Set against the abandoned beaches and weathered brick apartment buildings of Coney Island, Requiem for a Dream (2000) tells parallel stories that are linked by the relationship between the lonely, widowed Sara Goldfarb (Ellen Burstyn) and her sweet but aimless son, Harry (Jared Leto).
The plump Sara, galvanized by the prospect of appearing on a TV game show, has started on a dangerous diet regimen to beautify herself for a national audience. Meanwhile, Harry and his new girlfriend Marion Silver (Jennifer Connelly) have slowly begun to reveal themselves to one another, with each looking to the other to redeem years of isolation and pain.
Their love forms an artificial refuge that lets them shut out the real world, and they lie quietly on Marion’s floor, spinning outsized dreams of future bliss. After Harry and his best friend Tyrone C. Love (Marlon Wayans) successfully launch themselves as drug dealers, the three young people begin to feel all but invincible.
Lulled by early victories, Sara, Harry, Marion and Tyrone convince themselves that unforeseen setbacks are merely temporary. Gaunt and increasingly disoriented, Sara barricades herself inside her apartment, where she is besieged by hallucinations. Clinging tenaciously to misbegotten hopes, Harry and Marion let go of one another, betraying their love. Lost and beyond help, four human beings plunge deeper into delusion and desperation until finally their dreams have become nightmares. – Excerpted from Culture.com
Words From Me:
Forewarning: this movie was not my choice and is not really my cup of tea. I got hooked up to watching it because it was a friend’s choice and well… I guess I was curious enough to check it out due to the reviews I’ve been hearing around.
Requiem For a Dream is a mind fuck film which explains the life of a junky, a dealer and an unaware user.
It was so intricately done with parallel captures within the film that I couldn’t help but keep watching. At some point within the show I got distracted due to my phone beeping up beside me, but nonetheless the movie seeped me back through its scenes.
It saddens me to understand the way of a druggie’s lifestyle.
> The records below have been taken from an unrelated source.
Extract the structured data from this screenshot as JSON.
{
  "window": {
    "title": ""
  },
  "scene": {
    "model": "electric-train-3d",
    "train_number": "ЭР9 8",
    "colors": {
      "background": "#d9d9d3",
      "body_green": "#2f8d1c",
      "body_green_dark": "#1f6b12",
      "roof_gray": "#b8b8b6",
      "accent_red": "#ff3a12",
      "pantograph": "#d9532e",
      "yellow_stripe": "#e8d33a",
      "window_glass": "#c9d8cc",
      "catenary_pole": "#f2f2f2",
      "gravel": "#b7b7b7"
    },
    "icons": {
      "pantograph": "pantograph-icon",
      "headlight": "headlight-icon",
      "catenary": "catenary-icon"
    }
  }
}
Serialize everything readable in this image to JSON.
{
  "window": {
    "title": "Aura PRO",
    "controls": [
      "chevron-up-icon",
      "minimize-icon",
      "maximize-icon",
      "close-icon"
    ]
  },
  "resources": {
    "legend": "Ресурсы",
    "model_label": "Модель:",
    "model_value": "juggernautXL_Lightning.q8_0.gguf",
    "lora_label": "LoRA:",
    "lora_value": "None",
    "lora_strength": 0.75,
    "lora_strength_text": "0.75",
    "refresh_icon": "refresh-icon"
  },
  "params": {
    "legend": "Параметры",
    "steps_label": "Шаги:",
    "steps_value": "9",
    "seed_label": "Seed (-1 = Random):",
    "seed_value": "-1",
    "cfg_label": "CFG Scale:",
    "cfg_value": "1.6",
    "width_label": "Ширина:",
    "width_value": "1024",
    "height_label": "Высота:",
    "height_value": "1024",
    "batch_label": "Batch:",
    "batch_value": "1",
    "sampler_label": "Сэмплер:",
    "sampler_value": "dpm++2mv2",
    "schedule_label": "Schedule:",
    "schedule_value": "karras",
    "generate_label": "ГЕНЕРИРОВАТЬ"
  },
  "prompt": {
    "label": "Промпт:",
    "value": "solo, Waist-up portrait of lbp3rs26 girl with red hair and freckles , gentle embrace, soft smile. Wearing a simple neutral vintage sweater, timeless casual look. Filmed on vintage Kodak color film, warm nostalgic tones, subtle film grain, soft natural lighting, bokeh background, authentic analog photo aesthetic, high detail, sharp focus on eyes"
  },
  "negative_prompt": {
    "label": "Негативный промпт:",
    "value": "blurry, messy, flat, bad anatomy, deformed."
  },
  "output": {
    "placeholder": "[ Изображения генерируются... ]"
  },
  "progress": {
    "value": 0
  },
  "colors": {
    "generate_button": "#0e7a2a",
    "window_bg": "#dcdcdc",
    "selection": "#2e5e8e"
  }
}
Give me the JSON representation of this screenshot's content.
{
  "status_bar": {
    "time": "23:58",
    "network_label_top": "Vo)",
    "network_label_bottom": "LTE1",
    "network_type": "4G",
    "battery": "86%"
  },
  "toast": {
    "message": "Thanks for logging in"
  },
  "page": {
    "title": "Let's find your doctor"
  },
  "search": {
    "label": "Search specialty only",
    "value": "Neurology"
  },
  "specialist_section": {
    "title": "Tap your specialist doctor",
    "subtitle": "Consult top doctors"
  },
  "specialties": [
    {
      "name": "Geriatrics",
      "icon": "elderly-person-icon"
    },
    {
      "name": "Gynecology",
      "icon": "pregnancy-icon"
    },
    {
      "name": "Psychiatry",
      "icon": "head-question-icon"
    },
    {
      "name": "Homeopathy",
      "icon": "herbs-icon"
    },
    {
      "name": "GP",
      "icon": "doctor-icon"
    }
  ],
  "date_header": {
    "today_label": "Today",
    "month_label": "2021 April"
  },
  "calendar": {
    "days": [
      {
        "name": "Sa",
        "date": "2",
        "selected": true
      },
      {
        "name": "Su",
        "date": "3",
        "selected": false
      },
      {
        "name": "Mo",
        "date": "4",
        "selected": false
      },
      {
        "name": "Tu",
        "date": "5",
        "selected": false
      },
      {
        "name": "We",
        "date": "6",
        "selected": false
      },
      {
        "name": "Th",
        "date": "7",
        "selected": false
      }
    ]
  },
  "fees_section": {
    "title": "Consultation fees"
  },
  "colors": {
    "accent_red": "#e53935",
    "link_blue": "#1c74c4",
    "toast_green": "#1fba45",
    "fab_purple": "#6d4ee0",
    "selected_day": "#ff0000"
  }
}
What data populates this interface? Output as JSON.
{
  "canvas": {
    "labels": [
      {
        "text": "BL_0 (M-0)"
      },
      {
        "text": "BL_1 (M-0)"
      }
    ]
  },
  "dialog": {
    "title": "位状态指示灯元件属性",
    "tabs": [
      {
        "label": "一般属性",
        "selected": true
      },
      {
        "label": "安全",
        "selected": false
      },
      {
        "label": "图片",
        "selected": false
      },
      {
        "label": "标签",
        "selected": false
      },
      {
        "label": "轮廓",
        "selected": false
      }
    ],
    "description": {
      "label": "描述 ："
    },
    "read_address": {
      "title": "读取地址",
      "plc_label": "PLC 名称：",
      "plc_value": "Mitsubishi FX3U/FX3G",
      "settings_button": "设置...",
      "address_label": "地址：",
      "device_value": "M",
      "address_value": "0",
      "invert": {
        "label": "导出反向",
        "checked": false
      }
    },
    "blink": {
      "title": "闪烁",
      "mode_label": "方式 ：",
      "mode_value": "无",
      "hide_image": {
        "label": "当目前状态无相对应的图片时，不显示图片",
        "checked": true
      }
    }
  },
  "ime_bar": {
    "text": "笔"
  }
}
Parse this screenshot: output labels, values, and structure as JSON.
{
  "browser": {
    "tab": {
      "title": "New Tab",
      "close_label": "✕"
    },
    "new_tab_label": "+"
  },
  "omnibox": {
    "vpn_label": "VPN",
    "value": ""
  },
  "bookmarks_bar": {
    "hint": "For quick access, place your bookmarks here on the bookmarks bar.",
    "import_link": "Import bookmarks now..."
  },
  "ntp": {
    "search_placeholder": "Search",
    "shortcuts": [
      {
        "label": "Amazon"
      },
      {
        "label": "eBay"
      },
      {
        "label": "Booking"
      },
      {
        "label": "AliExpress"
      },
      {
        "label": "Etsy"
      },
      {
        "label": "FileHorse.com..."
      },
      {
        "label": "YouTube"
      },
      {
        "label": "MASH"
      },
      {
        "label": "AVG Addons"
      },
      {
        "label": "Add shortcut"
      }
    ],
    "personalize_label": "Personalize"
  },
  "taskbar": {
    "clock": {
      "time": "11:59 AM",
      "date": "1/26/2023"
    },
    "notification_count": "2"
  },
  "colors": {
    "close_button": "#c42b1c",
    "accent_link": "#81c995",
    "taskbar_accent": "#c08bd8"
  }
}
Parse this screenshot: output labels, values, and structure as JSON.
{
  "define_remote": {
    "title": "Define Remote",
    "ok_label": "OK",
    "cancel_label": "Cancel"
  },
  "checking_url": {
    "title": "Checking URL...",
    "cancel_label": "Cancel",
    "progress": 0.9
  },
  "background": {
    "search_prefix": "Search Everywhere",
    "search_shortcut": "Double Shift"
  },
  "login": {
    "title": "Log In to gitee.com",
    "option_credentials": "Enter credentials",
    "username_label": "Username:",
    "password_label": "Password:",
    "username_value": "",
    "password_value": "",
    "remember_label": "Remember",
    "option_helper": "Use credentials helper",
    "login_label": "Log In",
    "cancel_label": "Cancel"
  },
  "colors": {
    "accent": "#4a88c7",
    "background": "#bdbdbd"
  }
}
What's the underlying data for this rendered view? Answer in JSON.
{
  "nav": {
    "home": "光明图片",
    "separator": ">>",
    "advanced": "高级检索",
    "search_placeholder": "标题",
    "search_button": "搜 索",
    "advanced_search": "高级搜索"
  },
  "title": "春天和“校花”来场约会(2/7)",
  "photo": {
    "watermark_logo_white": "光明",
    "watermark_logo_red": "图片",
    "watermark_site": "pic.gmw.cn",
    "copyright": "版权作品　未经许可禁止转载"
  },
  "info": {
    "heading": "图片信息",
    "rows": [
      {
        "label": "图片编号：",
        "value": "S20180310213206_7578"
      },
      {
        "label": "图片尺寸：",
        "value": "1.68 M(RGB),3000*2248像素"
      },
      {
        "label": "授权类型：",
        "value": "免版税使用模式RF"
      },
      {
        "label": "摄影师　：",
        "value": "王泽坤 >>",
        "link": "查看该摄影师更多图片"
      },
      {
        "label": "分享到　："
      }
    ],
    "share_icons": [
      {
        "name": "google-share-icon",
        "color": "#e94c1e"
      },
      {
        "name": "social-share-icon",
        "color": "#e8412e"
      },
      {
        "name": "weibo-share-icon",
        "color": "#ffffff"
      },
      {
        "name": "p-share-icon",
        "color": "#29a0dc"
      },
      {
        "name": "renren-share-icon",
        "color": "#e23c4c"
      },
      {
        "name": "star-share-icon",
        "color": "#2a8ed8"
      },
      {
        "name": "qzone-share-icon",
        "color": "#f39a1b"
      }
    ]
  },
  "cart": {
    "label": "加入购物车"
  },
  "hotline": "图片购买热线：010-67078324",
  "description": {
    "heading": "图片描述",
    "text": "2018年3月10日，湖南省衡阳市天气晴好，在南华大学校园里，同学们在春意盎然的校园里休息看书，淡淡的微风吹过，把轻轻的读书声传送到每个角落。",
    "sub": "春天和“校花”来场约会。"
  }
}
The things they give up, the morals they disregard and lies they tell just to score some high. This film was all about that. The characters made their own choices followed up by going through different situations but all of them ended up in misery.
The cinematography had that indie-ish feel to it, since they have been filming most of the scenes in a closed space. There were times when open spaces were shot as well and those really had nice perspectives. The characters weren’t really that complex since you know where they are heading to, but the portrayal of each actors into the character was really something. There was this certain pull into each of the their lives because of the acting.
My most favorite part of the movie (this may seem weird) was the scene they insert just right after one of the main characters take the drugs. The scene consists of the pill/drug on hand, water in a glass, the sound effects of water chugging down with a flash of something white, a close up video of the eyes reacting: dilation of the pupil, then comes in the characters response to the drug. I have this thought that they actually wanted to emphasize on this, that’s why they made it really catchy.
All in all this film gave me the satisfaction of having seen the life of a druggie. I won’t be watching this again by choice but will be recommending it for those who are into watching films about drugs and it’s works.